Work instruction: Although the entries contain pictures, only their words should be duplicated exactly.

* * * * * * *

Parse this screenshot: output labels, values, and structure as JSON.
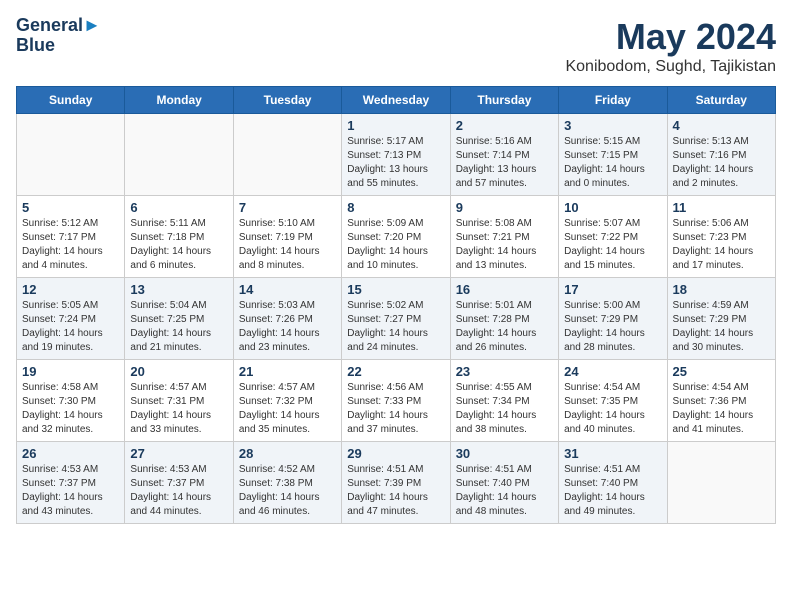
{
  "header": {
    "logo_line1": "General",
    "logo_line2": "Blue",
    "title": "May 2024",
    "subtitle": "Konibodom, Sughd, Tajikistan"
  },
  "calendar": {
    "days_of_week": [
      "Sunday",
      "Monday",
      "Tuesday",
      "Wednesday",
      "Thursday",
      "Friday",
      "Saturday"
    ],
    "weeks": [
      [
        {
          "day": "",
          "info": ""
        },
        {
          "day": "",
          "info": ""
        },
        {
          "day": "",
          "info": ""
        },
        {
          "day": "1",
          "info": "Sunrise: 5:17 AM\nSunset: 7:13 PM\nDaylight: 13 hours\nand 55 minutes."
        },
        {
          "day": "2",
          "info": "Sunrise: 5:16 AM\nSunset: 7:14 PM\nDaylight: 13 hours\nand 57 minutes."
        },
        {
          "day": "3",
          "info": "Sunrise: 5:15 AM\nSunset: 7:15 PM\nDaylight: 14 hours\nand 0 minutes."
        },
        {
          "day": "4",
          "info": "Sunrise: 5:13 AM\nSunset: 7:16 PM\nDaylight: 14 hours\nand 2 minutes."
        }
      ],
      [
        {
          "day": "5",
          "info": "Sunrise: 5:12 AM\nSunset: 7:17 PM\nDaylight: 14 hours\nand 4 minutes."
        },
        {
          "day": "6",
          "info": "Sunrise: 5:11 AM\nSunset: 7:18 PM\nDaylight: 14 hours\nand 6 minutes."
        },
        {
          "day": "7",
          "info": "Sunrise: 5:10 AM\nSunset: 7:19 PM\nDaylight: 14 hours\nand 8 minutes."
        },
        {
          "day": "8",
          "info": "Sunrise: 5:09 AM\nSunset: 7:20 PM\nDaylight: 14 hours\nand 10 minutes."
        },
        {
          "day": "9",
          "info": "Sunrise: 5:08 AM\nSunset: 7:21 PM\nDaylight: 14 hours\nand 13 minutes."
        },
        {
          "day": "10",
          "info": "Sunrise: 5:07 AM\nSunset: 7:22 PM\nDaylight: 14 hours\nand 15 minutes."
        },
        {
          "day": "11",
          "info": "Sunrise: 5:06 AM\nSunset: 7:23 PM\nDaylight: 14 hours\nand 17 minutes."
        }
      ],
      [
        {
          "day": "12",
          "info": "Sunrise: 5:05 AM\nSunset: 7:24 PM\nDaylight: 14 hours\nand 19 minutes."
        },
        {
          "day": "13",
          "info": "Sunrise: 5:04 AM\nSunset: 7:25 PM\nDaylight: 14 hours\nand 21 minutes."
        },
        {
          "day": "14",
          "info": "Sunrise: 5:03 AM\nSunset: 7:26 PM\nDaylight: 14 hours\nand 23 minutes."
        },
        {
          "day": "15",
          "info": "Sunrise: 5:02 AM\nSunset: 7:27 PM\nDaylight: 14 hours\nand 24 minutes."
        },
        {
          "day": "16",
          "info": "Sunrise: 5:01 AM\nSunset: 7:28 PM\nDaylight: 14 hours\nand 26 minutes."
        },
        {
          "day": "17",
          "info": "Sunrise: 5:00 AM\nSunset: 7:29 PM\nDaylight: 14 hours\nand 28 minutes."
        },
        {
          "day": "18",
          "info": "Sunrise: 4:59 AM\nSunset: 7:29 PM\nDaylight: 14 hours\nand 30 minutes."
        }
      ],
      [
        {
          "day": "19",
          "info": "Sunrise: 4:58 AM\nSunset: 7:30 PM\nDaylight: 14 hours\nand 32 minutes."
        },
        {
          "day": "20",
          "info": "Sunrise: 4:57 AM\nSunset: 7:31 PM\nDaylight: 14 hours\nand 33 minutes."
        },
        {
          "day": "21",
          "info": "Sunrise: 4:57 AM\nSunset: 7:32 PM\nDaylight: 14 hours\nand 35 minutes."
        },
        {
          "day": "22",
          "info": "Sunrise: 4:56 AM\nSunset: 7:33 PM\nDaylight: 14 hours\nand 37 minutes."
        },
        {
          "day": "23",
          "info": "Sunrise: 4:55 AM\nSunset: 7:34 PM\nDaylight: 14 hours\nand 38 minutes."
        },
        {
          "day": "24",
          "info": "Sunrise: 4:54 AM\nSunset: 7:35 PM\nDaylight: 14 hours\nand 40 minutes."
        },
        {
          "day": "25",
          "info": "Sunrise: 4:54 AM\nSunset: 7:36 PM\nDaylight: 14 hours\nand 41 minutes."
        }
      ],
      [
        {
          "day": "26",
          "info": "Sunrise: 4:53 AM\nSunset: 7:37 PM\nDaylight: 14 hours\nand 43 minutes."
        },
        {
          "day": "27",
          "info": "Sunrise: 4:53 AM\nSunset: 7:37 PM\nDaylight: 14 hours\nand 44 minutes."
        },
        {
          "day": "28",
          "info": "Sunrise: 4:52 AM\nSunset: 7:38 PM\nDaylight: 14 hours\nand 46 minutes."
        },
        {
          "day": "29",
          "info": "Sunrise: 4:51 AM\nSunset: 7:39 PM\nDaylight: 14 hours\nand 47 minutes."
        },
        {
          "day": "30",
          "info": "Sunrise: 4:51 AM\nSunset: 7:40 PM\nDaylight: 14 hours\nand 48 minutes."
        },
        {
          "day": "31",
          "info": "Sunrise: 4:51 AM\nSunset: 7:40 PM\nDaylight: 14 hours\nand 49 minutes."
        },
        {
          "day": "",
          "info": ""
        }
      ]
    ]
  }
}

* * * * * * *

Solution to this exercise:
Parse this screenshot: output labels, values, and structure as JSON.
{
  "header": {
    "logo_line1": "General",
    "logo_line2": "Blue",
    "title": "May 2024",
    "subtitle": "Konibodom, Sughd, Tajikistan"
  },
  "calendar": {
    "days_of_week": [
      "Sunday",
      "Monday",
      "Tuesday",
      "Wednesday",
      "Thursday",
      "Friday",
      "Saturday"
    ],
    "weeks": [
      [
        {
          "day": "",
          "info": ""
        },
        {
          "day": "",
          "info": ""
        },
        {
          "day": "",
          "info": ""
        },
        {
          "day": "1",
          "info": "Sunrise: 5:17 AM\nSunset: 7:13 PM\nDaylight: 13 hours\nand 55 minutes."
        },
        {
          "day": "2",
          "info": "Sunrise: 5:16 AM\nSunset: 7:14 PM\nDaylight: 13 hours\nand 57 minutes."
        },
        {
          "day": "3",
          "info": "Sunrise: 5:15 AM\nSunset: 7:15 PM\nDaylight: 14 hours\nand 0 minutes."
        },
        {
          "day": "4",
          "info": "Sunrise: 5:13 AM\nSunset: 7:16 PM\nDaylight: 14 hours\nand 2 minutes."
        }
      ],
      [
        {
          "day": "5",
          "info": "Sunrise: 5:12 AM\nSunset: 7:17 PM\nDaylight: 14 hours\nand 4 minutes."
        },
        {
          "day": "6",
          "info": "Sunrise: 5:11 AM\nSunset: 7:18 PM\nDaylight: 14 hours\nand 6 minutes."
        },
        {
          "day": "7",
          "info": "Sunrise: 5:10 AM\nSunset: 7:19 PM\nDaylight: 14 hours\nand 8 minutes."
        },
        {
          "day": "8",
          "info": "Sunrise: 5:09 AM\nSunset: 7:20 PM\nDaylight: 14 hours\nand 10 minutes."
        },
        {
          "day": "9",
          "info": "Sunrise: 5:08 AM\nSunset: 7:21 PM\nDaylight: 14 hours\nand 13 minutes."
        },
        {
          "day": "10",
          "info": "Sunrise: 5:07 AM\nSunset: 7:22 PM\nDaylight: 14 hours\nand 15 minutes."
        },
        {
          "day": "11",
          "info": "Sunrise: 5:06 AM\nSunset: 7:23 PM\nDaylight: 14 hours\nand 17 minutes."
        }
      ],
      [
        {
          "day": "12",
          "info": "Sunrise: 5:05 AM\nSunset: 7:24 PM\nDaylight: 14 hours\nand 19 minutes."
        },
        {
          "day": "13",
          "info": "Sunrise: 5:04 AM\nSunset: 7:25 PM\nDaylight: 14 hours\nand 21 minutes."
        },
        {
          "day": "14",
          "info": "Sunrise: 5:03 AM\nSunset: 7:26 PM\nDaylight: 14 hours\nand 23 minutes."
        },
        {
          "day": "15",
          "info": "Sunrise: 5:02 AM\nSunset: 7:27 PM\nDaylight: 14 hours\nand 24 minutes."
        },
        {
          "day": "16",
          "info": "Sunrise: 5:01 AM\nSunset: 7:28 PM\nDaylight: 14 hours\nand 26 minutes."
        },
        {
          "day": "17",
          "info": "Sunrise: 5:00 AM\nSunset: 7:29 PM\nDaylight: 14 hours\nand 28 minutes."
        },
        {
          "day": "18",
          "info": "Sunrise: 4:59 AM\nSunset: 7:29 PM\nDaylight: 14 hours\nand 30 minutes."
        }
      ],
      [
        {
          "day": "19",
          "info": "Sunrise: 4:58 AM\nSunset: 7:30 PM\nDaylight: 14 hours\nand 32 minutes."
        },
        {
          "day": "20",
          "info": "Sunrise: 4:57 AM\nSunset: 7:31 PM\nDaylight: 14 hours\nand 33 minutes."
        },
        {
          "day": "21",
          "info": "Sunrise: 4:57 AM\nSunset: 7:32 PM\nDaylight: 14 hours\nand 35 minutes."
        },
        {
          "day": "22",
          "info": "Sunrise: 4:56 AM\nSunset: 7:33 PM\nDaylight: 14 hours\nand 37 minutes."
        },
        {
          "day": "23",
          "info": "Sunrise: 4:55 AM\nSunset: 7:34 PM\nDaylight: 14 hours\nand 38 minutes."
        },
        {
          "day": "24",
          "info": "Sunrise: 4:54 AM\nSunset: 7:35 PM\nDaylight: 14 hours\nand 40 minutes."
        },
        {
          "day": "25",
          "info": "Sunrise: 4:54 AM\nSunset: 7:36 PM\nDaylight: 14 hours\nand 41 minutes."
        }
      ],
      [
        {
          "day": "26",
          "info": "Sunrise: 4:53 AM\nSunset: 7:37 PM\nDaylight: 14 hours\nand 43 minutes."
        },
        {
          "day": "27",
          "info": "Sunrise: 4:53 AM\nSunset: 7:37 PM\nDaylight: 14 hours\nand 44 minutes."
        },
        {
          "day": "28",
          "info": "Sunrise: 4:52 AM\nSunset: 7:38 PM\nDaylight: 14 hours\nand 46 minutes."
        },
        {
          "day": "29",
          "info": "Sunrise: 4:51 AM\nSunset: 7:39 PM\nDaylight: 14 hours\nand 47 minutes."
        },
        {
          "day": "30",
          "info": "Sunrise: 4:51 AM\nSunset: 7:40 PM\nDaylight: 14 hours\nand 48 minutes."
        },
        {
          "day": "31",
          "info": "Sunrise: 4:51 AM\nSunset: 7:40 PM\nDaylight: 14 hours\nand 49 minutes."
        },
        {
          "day": "",
          "info": ""
        }
      ]
    ]
  }
}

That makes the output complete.